(Recorded data)
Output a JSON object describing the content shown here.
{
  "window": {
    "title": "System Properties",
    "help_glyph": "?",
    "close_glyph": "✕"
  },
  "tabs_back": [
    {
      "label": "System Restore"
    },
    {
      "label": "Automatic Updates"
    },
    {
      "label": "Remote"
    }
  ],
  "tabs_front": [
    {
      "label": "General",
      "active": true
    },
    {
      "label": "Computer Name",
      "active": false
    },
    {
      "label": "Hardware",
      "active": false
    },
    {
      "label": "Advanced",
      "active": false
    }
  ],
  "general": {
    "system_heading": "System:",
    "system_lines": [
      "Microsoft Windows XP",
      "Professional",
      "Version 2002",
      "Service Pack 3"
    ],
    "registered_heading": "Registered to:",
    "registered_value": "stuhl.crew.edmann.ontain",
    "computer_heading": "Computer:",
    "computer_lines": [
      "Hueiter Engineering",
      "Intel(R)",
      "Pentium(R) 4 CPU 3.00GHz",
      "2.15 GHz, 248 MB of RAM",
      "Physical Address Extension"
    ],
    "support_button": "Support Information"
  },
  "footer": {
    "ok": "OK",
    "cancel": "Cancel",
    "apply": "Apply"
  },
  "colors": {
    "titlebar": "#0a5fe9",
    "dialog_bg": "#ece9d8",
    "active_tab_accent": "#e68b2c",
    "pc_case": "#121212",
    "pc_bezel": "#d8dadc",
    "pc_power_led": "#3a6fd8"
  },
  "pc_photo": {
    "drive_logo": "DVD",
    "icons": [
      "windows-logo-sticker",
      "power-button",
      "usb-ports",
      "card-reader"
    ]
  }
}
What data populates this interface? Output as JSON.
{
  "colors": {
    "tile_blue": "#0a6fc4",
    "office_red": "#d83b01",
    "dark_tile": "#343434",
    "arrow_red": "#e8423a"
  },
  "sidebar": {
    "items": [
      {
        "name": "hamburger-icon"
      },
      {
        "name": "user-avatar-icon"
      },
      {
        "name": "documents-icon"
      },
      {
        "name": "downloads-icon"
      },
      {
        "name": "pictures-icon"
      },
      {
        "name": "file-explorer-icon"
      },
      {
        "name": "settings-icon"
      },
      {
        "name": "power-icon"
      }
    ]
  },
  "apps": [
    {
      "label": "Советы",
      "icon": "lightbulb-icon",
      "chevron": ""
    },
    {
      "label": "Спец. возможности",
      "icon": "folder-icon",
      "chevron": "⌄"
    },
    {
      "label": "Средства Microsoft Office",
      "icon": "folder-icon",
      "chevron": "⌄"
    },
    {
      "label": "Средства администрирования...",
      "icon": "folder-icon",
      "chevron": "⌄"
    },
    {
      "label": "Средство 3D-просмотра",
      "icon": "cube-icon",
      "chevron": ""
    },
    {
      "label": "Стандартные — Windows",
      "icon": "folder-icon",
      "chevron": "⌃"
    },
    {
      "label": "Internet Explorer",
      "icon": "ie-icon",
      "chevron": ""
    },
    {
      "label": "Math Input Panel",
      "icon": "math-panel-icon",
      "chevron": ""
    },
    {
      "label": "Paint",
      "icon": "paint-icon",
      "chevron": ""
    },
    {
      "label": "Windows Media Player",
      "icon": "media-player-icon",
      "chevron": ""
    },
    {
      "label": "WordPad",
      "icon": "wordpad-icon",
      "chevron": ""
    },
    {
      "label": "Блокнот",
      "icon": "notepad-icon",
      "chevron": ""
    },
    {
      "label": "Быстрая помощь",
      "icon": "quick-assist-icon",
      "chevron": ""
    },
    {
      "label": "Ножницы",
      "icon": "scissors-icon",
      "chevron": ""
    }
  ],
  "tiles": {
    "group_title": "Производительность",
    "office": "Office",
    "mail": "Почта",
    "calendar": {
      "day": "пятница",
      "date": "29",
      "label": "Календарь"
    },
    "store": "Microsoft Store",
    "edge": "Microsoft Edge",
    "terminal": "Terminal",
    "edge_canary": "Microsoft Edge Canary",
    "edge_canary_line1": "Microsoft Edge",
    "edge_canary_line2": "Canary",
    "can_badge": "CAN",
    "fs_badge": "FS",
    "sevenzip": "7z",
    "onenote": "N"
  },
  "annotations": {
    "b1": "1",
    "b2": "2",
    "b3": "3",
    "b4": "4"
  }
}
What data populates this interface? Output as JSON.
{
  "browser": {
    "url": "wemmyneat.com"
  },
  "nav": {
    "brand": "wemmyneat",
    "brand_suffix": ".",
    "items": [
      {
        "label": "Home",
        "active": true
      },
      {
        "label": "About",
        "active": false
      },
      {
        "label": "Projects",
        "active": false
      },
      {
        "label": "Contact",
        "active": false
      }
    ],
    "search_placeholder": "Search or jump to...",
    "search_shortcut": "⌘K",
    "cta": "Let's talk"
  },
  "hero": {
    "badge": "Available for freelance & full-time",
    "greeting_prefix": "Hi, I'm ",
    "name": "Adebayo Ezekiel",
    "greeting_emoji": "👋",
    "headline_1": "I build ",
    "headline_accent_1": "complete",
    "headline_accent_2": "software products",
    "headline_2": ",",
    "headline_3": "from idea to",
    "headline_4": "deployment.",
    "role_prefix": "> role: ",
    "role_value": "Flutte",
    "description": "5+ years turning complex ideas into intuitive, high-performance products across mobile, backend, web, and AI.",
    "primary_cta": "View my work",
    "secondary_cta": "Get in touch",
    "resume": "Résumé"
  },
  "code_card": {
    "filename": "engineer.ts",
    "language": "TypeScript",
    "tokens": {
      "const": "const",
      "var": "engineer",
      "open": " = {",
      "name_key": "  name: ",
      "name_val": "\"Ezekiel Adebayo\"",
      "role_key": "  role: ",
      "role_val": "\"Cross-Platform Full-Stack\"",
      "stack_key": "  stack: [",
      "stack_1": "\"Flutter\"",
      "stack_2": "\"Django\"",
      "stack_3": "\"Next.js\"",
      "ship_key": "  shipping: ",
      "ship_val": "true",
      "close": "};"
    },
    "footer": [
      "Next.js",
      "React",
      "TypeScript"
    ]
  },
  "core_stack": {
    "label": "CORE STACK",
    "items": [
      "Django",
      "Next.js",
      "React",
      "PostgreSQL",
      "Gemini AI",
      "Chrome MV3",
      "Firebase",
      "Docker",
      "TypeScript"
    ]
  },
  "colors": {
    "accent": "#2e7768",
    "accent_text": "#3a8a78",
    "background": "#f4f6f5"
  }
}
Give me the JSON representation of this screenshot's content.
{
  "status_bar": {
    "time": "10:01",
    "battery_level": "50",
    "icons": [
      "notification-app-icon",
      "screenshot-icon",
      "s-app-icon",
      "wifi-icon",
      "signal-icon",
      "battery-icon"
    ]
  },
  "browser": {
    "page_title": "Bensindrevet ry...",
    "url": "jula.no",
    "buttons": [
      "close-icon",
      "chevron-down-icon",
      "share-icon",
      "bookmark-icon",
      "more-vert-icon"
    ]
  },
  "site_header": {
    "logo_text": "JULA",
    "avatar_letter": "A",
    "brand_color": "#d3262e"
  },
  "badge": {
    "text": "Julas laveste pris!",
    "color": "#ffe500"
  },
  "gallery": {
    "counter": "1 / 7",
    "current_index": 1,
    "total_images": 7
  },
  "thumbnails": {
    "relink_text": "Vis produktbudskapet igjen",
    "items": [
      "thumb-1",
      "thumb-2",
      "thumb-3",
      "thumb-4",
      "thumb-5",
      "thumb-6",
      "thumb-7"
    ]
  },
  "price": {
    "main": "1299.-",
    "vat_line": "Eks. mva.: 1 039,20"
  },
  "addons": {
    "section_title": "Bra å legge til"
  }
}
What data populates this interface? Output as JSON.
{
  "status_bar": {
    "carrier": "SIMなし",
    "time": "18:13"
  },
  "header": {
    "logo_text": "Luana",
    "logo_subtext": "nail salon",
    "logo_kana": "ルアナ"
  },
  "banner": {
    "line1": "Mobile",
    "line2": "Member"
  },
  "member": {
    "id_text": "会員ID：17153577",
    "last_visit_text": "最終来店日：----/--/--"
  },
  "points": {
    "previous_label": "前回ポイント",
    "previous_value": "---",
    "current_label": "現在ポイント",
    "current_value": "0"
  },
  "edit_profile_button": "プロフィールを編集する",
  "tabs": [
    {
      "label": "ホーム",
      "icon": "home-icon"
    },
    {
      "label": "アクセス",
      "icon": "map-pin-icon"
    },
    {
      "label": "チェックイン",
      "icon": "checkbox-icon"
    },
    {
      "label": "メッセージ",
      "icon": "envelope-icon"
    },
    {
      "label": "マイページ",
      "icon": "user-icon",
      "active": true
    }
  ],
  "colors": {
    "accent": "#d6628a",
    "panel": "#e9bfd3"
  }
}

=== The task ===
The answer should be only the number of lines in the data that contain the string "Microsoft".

=== Answer ===
6